# [Recorded information]
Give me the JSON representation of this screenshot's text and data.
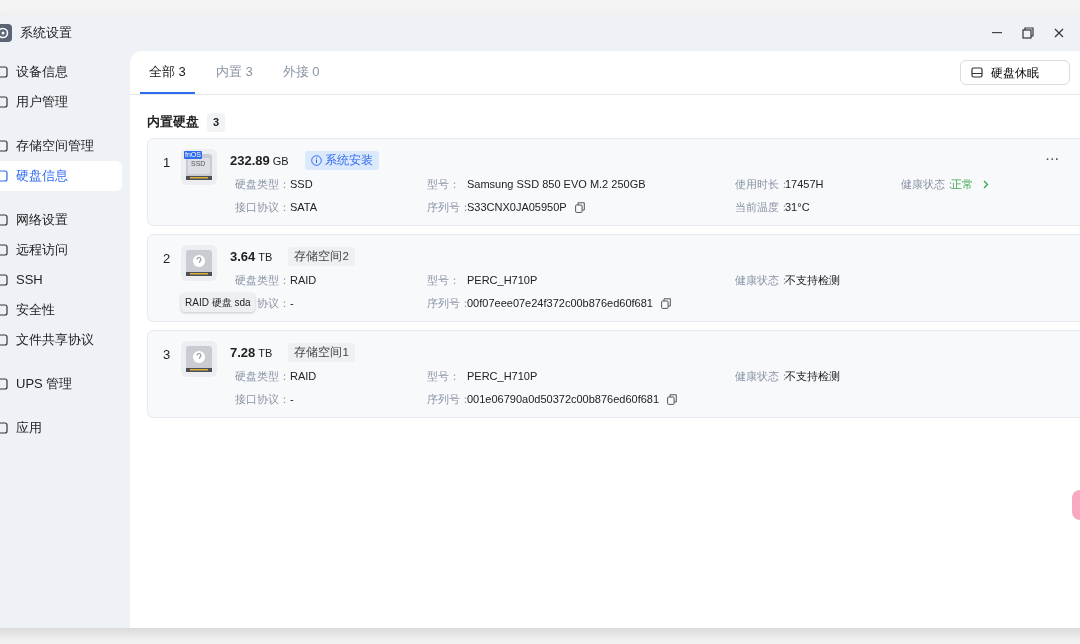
{
  "window": {
    "title": "系统设置"
  },
  "sidebar": {
    "groups": [
      [
        {
          "label": "设备信息",
          "selected": false
        },
        {
          "label": "用户管理",
          "selected": false
        }
      ],
      [
        {
          "label": "存储空间管理",
          "selected": false
        },
        {
          "label": "硬盘信息",
          "selected": true
        }
      ],
      [
        {
          "label": "网络设置",
          "selected": false
        },
        {
          "label": "远程访问",
          "selected": false
        },
        {
          "label": "SSH",
          "selected": false
        },
        {
          "label": "安全性",
          "selected": false
        },
        {
          "label": "文件共享协议",
          "selected": false
        }
      ],
      [
        {
          "label": "UPS 管理",
          "selected": false
        }
      ],
      [
        {
          "label": "应用",
          "selected": false
        }
      ]
    ]
  },
  "tabs": [
    {
      "label": "全部 3",
      "selected": true
    },
    {
      "label": "内置 3",
      "selected": false
    },
    {
      "label": "外接 0",
      "selected": false
    }
  ],
  "sleep_button": "硬盘休眠",
  "section": {
    "title": "内置硬盘",
    "count": "3"
  },
  "disks": [
    {
      "index": "1",
      "icon": {
        "kind": "ssd",
        "tag": "fnOS",
        "text": "SSD"
      },
      "size": "232.89",
      "unit": "GB",
      "tag": {
        "kind": "system",
        "label": "系统安装"
      },
      "menu": "···",
      "rows": [
        [
          {
            "label": "硬盘类型：",
            "value": "SSD",
            "kind": "text"
          },
          {
            "label": "型号：",
            "value": "Samsung SSD 850 EVO M.2 250GB",
            "kind": "text"
          },
          {
            "label": "使用时长：",
            "value": "17457H",
            "kind": "text"
          },
          {
            "label": "健康状态：",
            "value": "正常",
            "kind": "status",
            "healthy": true
          }
        ],
        [
          {
            "label": "接口协议：",
            "value": "SATA",
            "kind": "text"
          },
          {
            "label": "序列号：",
            "value": "S33CNX0JA05950P",
            "kind": "copy"
          },
          {
            "label": "当前温度：",
            "value": "31°C",
            "kind": "text"
          }
        ]
      ]
    },
    {
      "index": "2",
      "icon": {
        "kind": "unknown"
      },
      "size": "3.64",
      "unit": "TB",
      "tag": {
        "kind": "pool",
        "label": "存储空间2"
      },
      "tooltip": "RAID 硬盘 sda",
      "rows": [
        [
          {
            "label": "硬盘类型：",
            "value": "RAID",
            "kind": "text"
          },
          {
            "label": "型号：",
            "value": "PERC_H710P",
            "kind": "text"
          },
          {
            "label": "健康状态：",
            "value": "不支持检测",
            "kind": "status",
            "healthy": false
          }
        ],
        [
          {
            "label": "协议：",
            "value": "-",
            "kind": "text"
          },
          {
            "label": "序列号：",
            "value": "00f07eee07e24f372c00b876ed60f681",
            "kind": "copy"
          }
        ]
      ]
    },
    {
      "index": "3",
      "icon": {
        "kind": "unknown"
      },
      "size": "7.28",
      "unit": "TB",
      "tag": {
        "kind": "pool",
        "label": "存储空间1"
      },
      "rows": [
        [
          {
            "label": "硬盘类型：",
            "value": "RAID",
            "kind": "text"
          },
          {
            "label": "型号：",
            "value": "PERC_H710P",
            "kind": "text"
          },
          {
            "label": "健康状态：",
            "value": "不支持检测",
            "kind": "status",
            "healthy": false
          }
        ],
        [
          {
            "label": "接口协议：",
            "value": "-",
            "kind": "text"
          },
          {
            "label": "序列号：",
            "value": "001e06790a0d50372c00b876ed60f681",
            "kind": "copy"
          }
        ]
      ]
    }
  ]
}
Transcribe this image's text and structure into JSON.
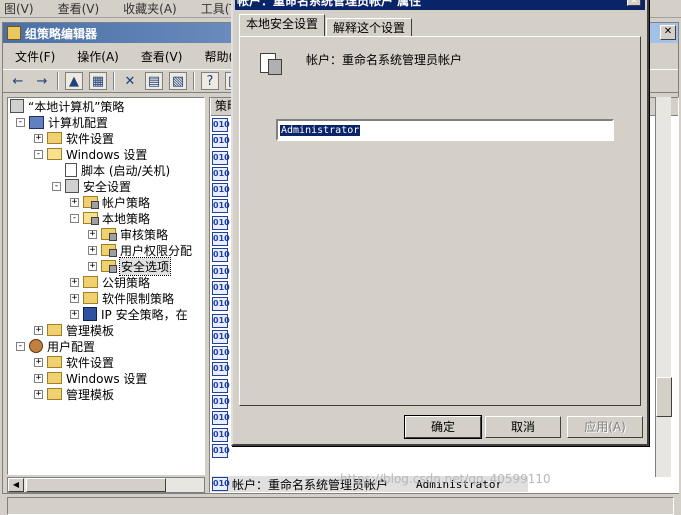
{
  "ie_menu": [
    "图(V)",
    "查看(V)",
    "收藏夹(A)",
    "工具(T)"
  ],
  "gp": {
    "title": "组策略编辑器",
    "menus": [
      "文件(F)",
      "操作(A)",
      "查看(V)",
      "帮助(H)"
    ]
  },
  "tree": {
    "root": "“本地计算机”策略",
    "computer_config": "计算机配置",
    "software_settings": "软件设置",
    "windows_settings": "Windows 设置",
    "scripts": "脚本 (启动/关机)",
    "security_settings": "安全设置",
    "account_policies": "帐户策略",
    "local_policies": "本地策略",
    "audit_policy": "审核策略",
    "user_rights": "用户权限分配",
    "security_options": "安全选项",
    "public_key": "公钥策略",
    "software_restriction": "软件限制策略",
    "ip_security": "IP 安全策略，在",
    "admin_templates": "管理模板",
    "user_config": "用户配置",
    "user_software_settings": "软件设置",
    "user_windows_settings": "Windows 设置",
    "user_admin_templates": "管理模板"
  },
  "list": {
    "header": "策略",
    "selected_row_name": "帐户：重命名系统管理员帐户",
    "selected_row_value": "Administrator"
  },
  "dialog": {
    "title": "帐户：重命名系统管理员帐户 属性",
    "tab_local": "本地安全设置",
    "tab_explain": "解释这个设置",
    "policy_name": "帐户：重命名系统管理员帐户",
    "value": "Administrator",
    "ok": "确定",
    "cancel": "取消",
    "apply": "应用(A)"
  },
  "watermark": "https://blog.csdn.net/qq_40599110"
}
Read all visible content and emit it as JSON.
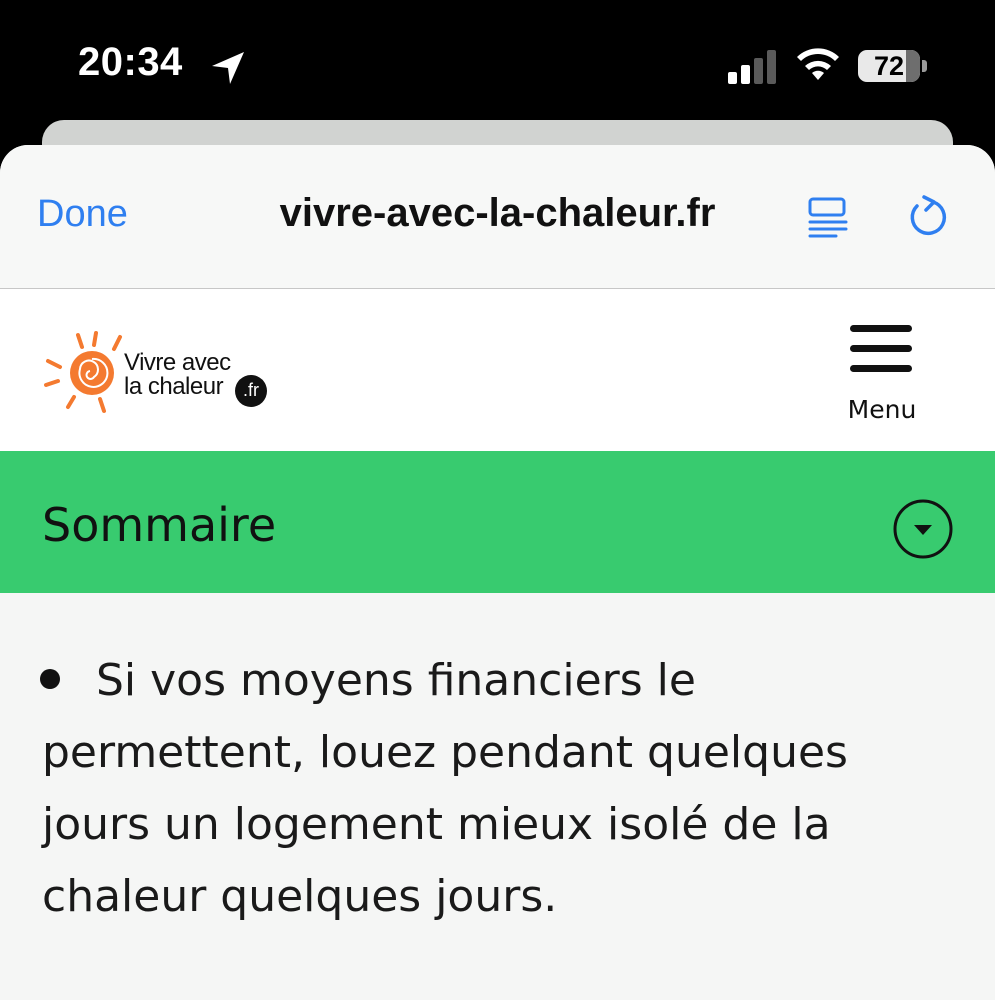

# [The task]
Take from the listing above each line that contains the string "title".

# [Answer to this problem]
    "title": "系统设置"
    "title": "内置硬盘",
    "title": "组策略编辑器",
    "title": "帐户：重命名系统管理员帐户 属性",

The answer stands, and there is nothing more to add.